WHAT YOU SHOULD DO>
This exercise calls for duplicating every entry below exactly, without the images.
START EXERCISE MATERIAL
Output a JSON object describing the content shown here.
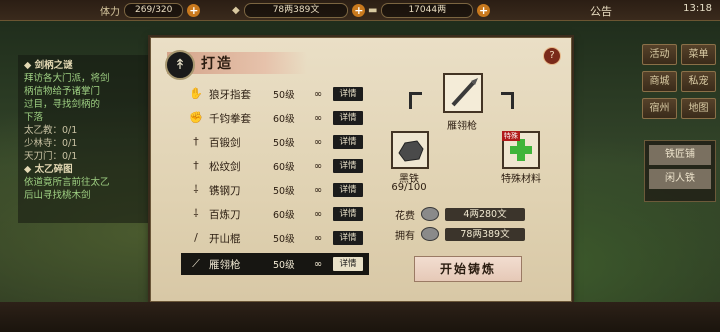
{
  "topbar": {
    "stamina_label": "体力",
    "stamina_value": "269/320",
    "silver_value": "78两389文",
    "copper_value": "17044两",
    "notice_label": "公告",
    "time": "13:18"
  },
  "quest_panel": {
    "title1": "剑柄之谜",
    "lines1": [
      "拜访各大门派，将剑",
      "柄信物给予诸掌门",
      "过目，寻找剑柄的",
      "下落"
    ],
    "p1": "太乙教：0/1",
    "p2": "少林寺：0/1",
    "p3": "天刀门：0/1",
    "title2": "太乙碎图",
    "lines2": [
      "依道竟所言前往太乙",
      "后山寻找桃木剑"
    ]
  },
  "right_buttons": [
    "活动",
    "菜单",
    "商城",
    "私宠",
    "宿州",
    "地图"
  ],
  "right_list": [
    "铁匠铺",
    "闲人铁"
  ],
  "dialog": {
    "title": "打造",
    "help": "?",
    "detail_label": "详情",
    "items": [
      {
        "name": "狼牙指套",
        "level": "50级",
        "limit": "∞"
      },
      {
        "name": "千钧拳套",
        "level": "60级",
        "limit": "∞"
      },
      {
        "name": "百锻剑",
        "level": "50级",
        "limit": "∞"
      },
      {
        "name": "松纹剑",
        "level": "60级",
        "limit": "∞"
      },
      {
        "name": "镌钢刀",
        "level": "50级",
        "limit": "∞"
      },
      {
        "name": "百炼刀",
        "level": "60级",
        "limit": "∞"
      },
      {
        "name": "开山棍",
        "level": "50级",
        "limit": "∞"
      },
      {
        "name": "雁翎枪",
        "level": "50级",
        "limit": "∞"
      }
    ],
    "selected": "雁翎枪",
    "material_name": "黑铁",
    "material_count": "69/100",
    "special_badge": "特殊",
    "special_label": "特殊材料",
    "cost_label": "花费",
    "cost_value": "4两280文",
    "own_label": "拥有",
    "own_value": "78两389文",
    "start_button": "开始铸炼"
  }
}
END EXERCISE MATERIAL
RESPONSE AREA>
Output a JSON object describing the content shown here.
{
  "topbar": {
    "stamina_label": "体力",
    "stamina_value": "269/320",
    "silver_value": "78两389文",
    "copper_value": "17044两",
    "notice_label": "公告",
    "time": "13:18"
  },
  "quest_panel": {
    "title1": "剑柄之谜",
    "lines1": [
      "拜访各大门派，将剑",
      "柄信物给予诸掌门",
      "过目，寻找剑柄的",
      "下落"
    ],
    "p1": "太乙教：0/1",
    "p2": "少林寺：0/1",
    "p3": "天刀门：0/1",
    "title2": "太乙碎图",
    "lines2": [
      "依道竟所言前往太乙",
      "后山寻找桃木剑"
    ]
  },
  "right_buttons": [
    "活动",
    "菜单",
    "商城",
    "私宠",
    "宿州",
    "地图"
  ],
  "right_list": [
    "铁匠铺",
    "闲人铁"
  ],
  "dialog": {
    "title": "打造",
    "help": "?",
    "detail_label": "详情",
    "items": [
      {
        "name": "狼牙指套",
        "level": "50级",
        "limit": "∞"
      },
      {
        "name": "千钧拳套",
        "level": "60级",
        "limit": "∞"
      },
      {
        "name": "百锻剑",
        "level": "50级",
        "limit": "∞"
      },
      {
        "name": "松纹剑",
        "level": "60级",
        "limit": "∞"
      },
      {
        "name": "镌钢刀",
        "level": "50级",
        "limit": "∞"
      },
      {
        "name": "百炼刀",
        "level": "60级",
        "limit": "∞"
      },
      {
        "name": "开山棍",
        "level": "50级",
        "limit": "∞"
      },
      {
        "name": "雁翎枪",
        "level": "50级",
        "limit": "∞"
      }
    ],
    "selected": "雁翎枪",
    "material_name": "黑铁",
    "material_count": "69/100",
    "special_badge": "特殊",
    "special_label": "特殊材料",
    "cost_label": "花费",
    "cost_value": "4两280文",
    "own_label": "拥有",
    "own_value": "78两389文",
    "start_button": "开始铸炼"
  }
}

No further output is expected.